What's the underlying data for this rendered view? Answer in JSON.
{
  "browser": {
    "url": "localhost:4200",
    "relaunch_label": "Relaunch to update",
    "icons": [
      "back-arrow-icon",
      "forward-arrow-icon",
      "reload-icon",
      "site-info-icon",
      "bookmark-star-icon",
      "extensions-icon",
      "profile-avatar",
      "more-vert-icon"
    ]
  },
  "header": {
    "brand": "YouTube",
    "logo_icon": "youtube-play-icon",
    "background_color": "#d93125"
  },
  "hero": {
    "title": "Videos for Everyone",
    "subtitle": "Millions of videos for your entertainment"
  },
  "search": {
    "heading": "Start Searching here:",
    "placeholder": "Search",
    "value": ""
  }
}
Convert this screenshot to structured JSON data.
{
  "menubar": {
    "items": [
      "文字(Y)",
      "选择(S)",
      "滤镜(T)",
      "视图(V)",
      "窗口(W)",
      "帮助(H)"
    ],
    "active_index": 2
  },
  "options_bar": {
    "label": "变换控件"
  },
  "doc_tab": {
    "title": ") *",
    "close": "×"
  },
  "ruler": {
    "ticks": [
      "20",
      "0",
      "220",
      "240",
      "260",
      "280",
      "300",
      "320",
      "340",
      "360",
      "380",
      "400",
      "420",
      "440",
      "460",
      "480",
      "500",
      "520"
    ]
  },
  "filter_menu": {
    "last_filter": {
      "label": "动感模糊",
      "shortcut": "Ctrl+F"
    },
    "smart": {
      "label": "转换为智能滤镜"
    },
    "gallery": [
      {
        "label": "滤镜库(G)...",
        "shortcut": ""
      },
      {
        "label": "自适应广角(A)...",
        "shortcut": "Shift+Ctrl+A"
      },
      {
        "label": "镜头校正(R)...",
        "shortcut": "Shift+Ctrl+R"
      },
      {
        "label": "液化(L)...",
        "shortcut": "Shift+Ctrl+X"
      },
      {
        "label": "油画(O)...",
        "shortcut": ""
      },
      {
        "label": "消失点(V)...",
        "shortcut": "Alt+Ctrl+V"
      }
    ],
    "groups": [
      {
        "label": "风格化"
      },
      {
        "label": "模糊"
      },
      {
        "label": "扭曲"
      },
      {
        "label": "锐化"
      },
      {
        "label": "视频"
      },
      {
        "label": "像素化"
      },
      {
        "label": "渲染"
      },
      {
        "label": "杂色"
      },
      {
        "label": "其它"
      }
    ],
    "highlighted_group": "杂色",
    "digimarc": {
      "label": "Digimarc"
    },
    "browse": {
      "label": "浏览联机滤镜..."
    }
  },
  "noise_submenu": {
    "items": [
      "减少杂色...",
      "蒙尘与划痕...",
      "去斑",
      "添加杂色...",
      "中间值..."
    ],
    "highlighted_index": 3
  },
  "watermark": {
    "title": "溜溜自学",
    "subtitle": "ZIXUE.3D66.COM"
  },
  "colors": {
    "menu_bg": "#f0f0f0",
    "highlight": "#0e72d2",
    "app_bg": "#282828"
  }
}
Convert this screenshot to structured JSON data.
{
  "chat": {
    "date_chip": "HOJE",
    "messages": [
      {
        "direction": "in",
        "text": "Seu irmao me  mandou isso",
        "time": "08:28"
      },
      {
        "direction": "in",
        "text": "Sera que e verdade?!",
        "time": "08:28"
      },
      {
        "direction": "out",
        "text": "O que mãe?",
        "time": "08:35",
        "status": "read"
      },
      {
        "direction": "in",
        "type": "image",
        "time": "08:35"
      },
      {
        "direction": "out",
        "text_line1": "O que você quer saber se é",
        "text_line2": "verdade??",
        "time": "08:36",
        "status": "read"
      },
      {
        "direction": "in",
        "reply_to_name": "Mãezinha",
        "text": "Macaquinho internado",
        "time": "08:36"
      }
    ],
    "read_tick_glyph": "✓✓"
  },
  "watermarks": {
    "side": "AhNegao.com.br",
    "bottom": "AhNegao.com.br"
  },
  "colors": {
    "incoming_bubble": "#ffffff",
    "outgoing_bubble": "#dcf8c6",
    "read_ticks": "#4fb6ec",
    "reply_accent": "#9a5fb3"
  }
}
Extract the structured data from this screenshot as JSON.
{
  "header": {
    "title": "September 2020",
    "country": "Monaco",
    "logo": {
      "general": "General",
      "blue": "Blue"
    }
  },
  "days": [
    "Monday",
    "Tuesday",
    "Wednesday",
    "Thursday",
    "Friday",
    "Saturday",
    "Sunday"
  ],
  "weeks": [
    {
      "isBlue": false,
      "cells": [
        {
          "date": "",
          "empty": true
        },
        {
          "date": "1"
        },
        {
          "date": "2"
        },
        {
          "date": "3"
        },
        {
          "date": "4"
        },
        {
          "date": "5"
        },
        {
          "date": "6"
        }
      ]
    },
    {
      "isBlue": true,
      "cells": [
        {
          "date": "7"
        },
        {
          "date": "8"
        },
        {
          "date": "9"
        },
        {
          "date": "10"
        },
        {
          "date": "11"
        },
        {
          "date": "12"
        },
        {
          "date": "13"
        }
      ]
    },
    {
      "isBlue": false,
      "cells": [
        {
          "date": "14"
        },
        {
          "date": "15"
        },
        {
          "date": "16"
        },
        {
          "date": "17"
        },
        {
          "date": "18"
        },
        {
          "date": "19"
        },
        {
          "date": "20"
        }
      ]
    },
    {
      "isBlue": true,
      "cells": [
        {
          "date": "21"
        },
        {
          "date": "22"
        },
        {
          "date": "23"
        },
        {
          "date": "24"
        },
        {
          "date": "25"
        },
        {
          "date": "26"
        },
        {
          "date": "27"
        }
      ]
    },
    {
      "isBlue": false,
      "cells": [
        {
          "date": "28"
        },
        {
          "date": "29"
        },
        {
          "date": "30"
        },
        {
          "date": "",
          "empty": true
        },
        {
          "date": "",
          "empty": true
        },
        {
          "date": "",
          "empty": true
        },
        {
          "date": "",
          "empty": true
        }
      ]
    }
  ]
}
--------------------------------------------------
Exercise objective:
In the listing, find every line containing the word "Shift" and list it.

Response to the task:
        "shortcut": "Shift+Ctrl+A"
        "shortcut": "Shift+Ctrl+R"
        "shortcut": "Shift+Ctrl+X"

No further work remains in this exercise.